The Litchfield Female Academy was run by Sarah Pierce as a proprietary school. In 1798 the leading men of the town took up a subscription of $385 to build an academy building for Pierce's school, but left full control of the school to Pierce. She ran the school efficiently making a substantial profit while providing a means of support for many members of her family. It was only in 1827, when Pierce was sixty years old and the school was in decline, that a board of trustees was formed and the school incorporated in order to finance a new building in an attempt to attract more students. The effort was not a success and John Pierce Brace left Litchfield to head the Hartford Female Seminary in 1832. The Board attempted to keep the school going, with former students as teachers, but to no avail. By the following year Pierce ended her 41-year association with the school.
Pierce never married and died at the age of 83 years. The Litchfield Enquirer newspaper published an obituary on January 22, 1852 which read "We regret the necessity which compels us to announce the departure from this life of one who has perhaps been more extensively known for a period of sixty years than any other lady in New England. Miss Sarah Pierce died at her residence in this village on Monday morning, the 19th last, at the advanced age of 83 years. In 1792, Miss Pierce established a Female Seminary in this place which, as it was the first institution of the kind in this part of the country required great celebrity and pupils resorted to it from distant States as well as from various parts of our own State. This institution was incorporated by the Legislature of Connecticut under the name of the 'Litchfield Female Academy.' Miss Pierce retired from the institution several years ago and has since lived in quiet enjoyment of an ample fortune, universally respected for her constant piety, systematic benevolence and cheerful hospitality."

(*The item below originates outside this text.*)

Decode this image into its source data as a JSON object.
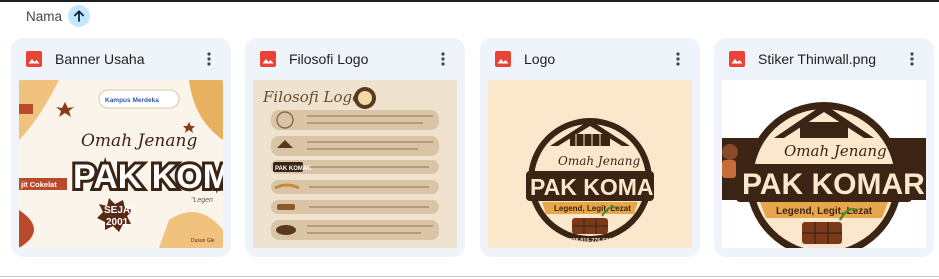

- Litchfield Female Academy
- Single-sex education
- Timeline of women's colleges in the United States
- Women's colleges
- proprietary school
- Brickley, Lynne T.; Krueger, Glee; Schwager, Sally; Sizer, Theodore; Sizer, Nancy (1993), To Ornament Their Minds: Sarah Pierce’s Litchfield Female Academy 1792-1833, Litchfield, C: Litchfield Historical Society, OCLC 28451772.
- Kerber, Linda (1980), Women of the Republic, Chapel Hill, NC: The University of North Carolina Press, ISBN 9780393303452.
- Schwager, Sally (1987), "Educating Women in America", Signs, 12 (2, Reconstructing the Academy): 333–372, doi:10.1086/494324, JSTOR 3173989.
- Winterer, Caroline (2008), "Women and Civil Society: An Introduction", Journal of the Early Republic, 28 (1): 23–28, doi:10.1353/jer.2008.0001, JSTOR 30043566.